BY TEAGAN WEBB ’18
For anyone who spends time at either of Mount Holyoke’s lakes, Jorge the goose is a constant, honking presence. Despite his pervasiveness and presence in our community, little is known about him.
Jorge is a female pilgrim goose, a domestic breed in the United States. The pilgrim goose was first bred in Iowa by Oscar Grow and named for its “pilgrimage” to Missouri when he and his wife were relocated by the Great Depression, according to American Livestock Breeds Conservancy News. It was not until 1939 that the breed was accepted by the American Poultry Association’s Standard of Perfection, the fundamental text on all poultry paragons. Jorge is also a member of the Livestock Conservancy and protected under Massachusetts Law as wild waterfowl. This is because pilgrim geese are a heritage breed and their history and genetics are being documented. Determining heritage breeds is an “art” which increases the value and motivation to reproduce the species, according to the Livestock Conservancy.
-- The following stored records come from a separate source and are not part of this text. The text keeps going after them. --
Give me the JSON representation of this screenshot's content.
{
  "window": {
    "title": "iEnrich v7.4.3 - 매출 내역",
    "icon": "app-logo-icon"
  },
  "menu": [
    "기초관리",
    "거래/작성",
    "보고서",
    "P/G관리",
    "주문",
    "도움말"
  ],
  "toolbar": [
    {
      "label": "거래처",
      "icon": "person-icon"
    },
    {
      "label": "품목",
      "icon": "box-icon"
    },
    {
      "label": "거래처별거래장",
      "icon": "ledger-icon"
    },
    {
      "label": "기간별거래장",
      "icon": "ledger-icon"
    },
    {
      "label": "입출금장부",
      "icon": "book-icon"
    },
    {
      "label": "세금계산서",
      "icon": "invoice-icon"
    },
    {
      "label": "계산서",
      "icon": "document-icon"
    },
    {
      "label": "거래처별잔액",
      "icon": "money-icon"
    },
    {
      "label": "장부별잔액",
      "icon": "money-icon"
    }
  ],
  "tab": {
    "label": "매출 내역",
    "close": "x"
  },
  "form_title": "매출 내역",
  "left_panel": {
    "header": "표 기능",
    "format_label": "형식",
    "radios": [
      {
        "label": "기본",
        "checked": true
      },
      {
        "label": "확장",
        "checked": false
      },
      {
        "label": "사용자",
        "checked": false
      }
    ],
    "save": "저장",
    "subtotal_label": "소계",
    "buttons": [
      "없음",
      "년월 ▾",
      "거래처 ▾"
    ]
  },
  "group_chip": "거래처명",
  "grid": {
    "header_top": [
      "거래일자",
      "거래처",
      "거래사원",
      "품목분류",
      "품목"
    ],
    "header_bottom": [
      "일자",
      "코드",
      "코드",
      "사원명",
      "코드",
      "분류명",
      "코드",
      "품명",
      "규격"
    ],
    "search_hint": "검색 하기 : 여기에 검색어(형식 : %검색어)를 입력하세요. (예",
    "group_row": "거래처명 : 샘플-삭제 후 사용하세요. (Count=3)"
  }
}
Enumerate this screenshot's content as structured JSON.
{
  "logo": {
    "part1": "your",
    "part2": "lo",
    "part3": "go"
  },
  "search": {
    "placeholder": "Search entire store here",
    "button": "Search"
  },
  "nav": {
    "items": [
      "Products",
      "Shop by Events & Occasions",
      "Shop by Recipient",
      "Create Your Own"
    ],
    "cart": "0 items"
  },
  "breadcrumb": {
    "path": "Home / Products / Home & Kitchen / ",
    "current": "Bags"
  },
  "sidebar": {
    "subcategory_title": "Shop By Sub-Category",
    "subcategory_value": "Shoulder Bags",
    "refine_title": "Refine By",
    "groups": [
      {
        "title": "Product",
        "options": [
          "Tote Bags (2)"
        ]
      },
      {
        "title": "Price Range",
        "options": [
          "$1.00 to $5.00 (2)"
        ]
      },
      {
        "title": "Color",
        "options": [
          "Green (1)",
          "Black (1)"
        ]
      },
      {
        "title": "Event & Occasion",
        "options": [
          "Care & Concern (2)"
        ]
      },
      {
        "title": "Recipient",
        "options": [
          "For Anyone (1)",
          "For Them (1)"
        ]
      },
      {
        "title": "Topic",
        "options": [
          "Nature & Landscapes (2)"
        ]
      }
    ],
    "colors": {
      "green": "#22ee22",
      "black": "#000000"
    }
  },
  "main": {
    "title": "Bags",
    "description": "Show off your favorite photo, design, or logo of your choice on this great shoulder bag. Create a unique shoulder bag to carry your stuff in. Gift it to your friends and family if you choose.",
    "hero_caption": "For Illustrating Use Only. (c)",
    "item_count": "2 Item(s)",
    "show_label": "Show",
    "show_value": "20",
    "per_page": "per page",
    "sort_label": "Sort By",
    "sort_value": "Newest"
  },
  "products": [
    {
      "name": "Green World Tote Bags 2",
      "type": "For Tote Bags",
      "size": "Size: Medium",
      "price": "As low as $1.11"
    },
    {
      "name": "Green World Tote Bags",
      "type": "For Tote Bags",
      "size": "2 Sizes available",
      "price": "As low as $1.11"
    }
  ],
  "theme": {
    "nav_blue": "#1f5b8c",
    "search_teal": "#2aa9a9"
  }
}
Pilgrim Geese are the only standardized geese which are “auto-sexing” — meaning that the sexes are different colors. Males, or ganders, have gray plumage while females are all white. Pilgrim geese are often about 14 pounds, when they aren’t being fed bagels by first-years. They are also known for being docile according to the website pilgrimgeese.co.uk, although anybody who has ever eaten near Lower Lake will tell you, Jorge is not.
Sonya Stephens’ Chief of Staff Kathleen Pertzborn is deeply invested in our living, screaming piece of campus history. Though she doesn’t know where he came from, she has heard many speculate that he looks a lot like the geese from McCray’s or Maple Farms, two local goose hubs. According to Pertzborn, Mount Holyoke didn’t purchase him or provide food, housing or handlers, which makes his consistent presence even more mystifying. LITS claimed in the February 2018 Alumnae Quarterly that his first sighting was in 1993, making him 27 years old. That is extraordinarily old for a domestic goose, which is probably why students so often conspire that he is periodically replaced. “I don’t know what will happen if Jorge leaves or when he dies. I choose to say ‘when’ he dies, although we have no proof that he isn’t immortal. He may well be,” said Pertzborn.
Although the mystery of Jorge is far from solved, Jorge is still an integral member of this community and the student body. According to Emily Graham ’19, he is “simultaneously a staple of campus and a creature we all fear.” He always has his crew of ducks, but also co-parents the babies of a pair of mated Canadian geese who visit once a year to lay eggs.
His community includes far more than just waterfowl. According to Pertzborn, one of his friends from the South Hadley community even called to share concerns about an eye infection, and everyone kept a close eye on him through his recovery. He is also a reported menace for brides taking photos near Lower Lake. “He takes offense, I think,” said Pertzborn “at the largest white goose he’s ever seen trying to pose for pictures near his territory.”
Jorge’s big personality has cemented him in history as the mascot of LITS, an active member of Twitter (@honkhonkjorge) and a cautionary tale to first-years trying to plan a picnic.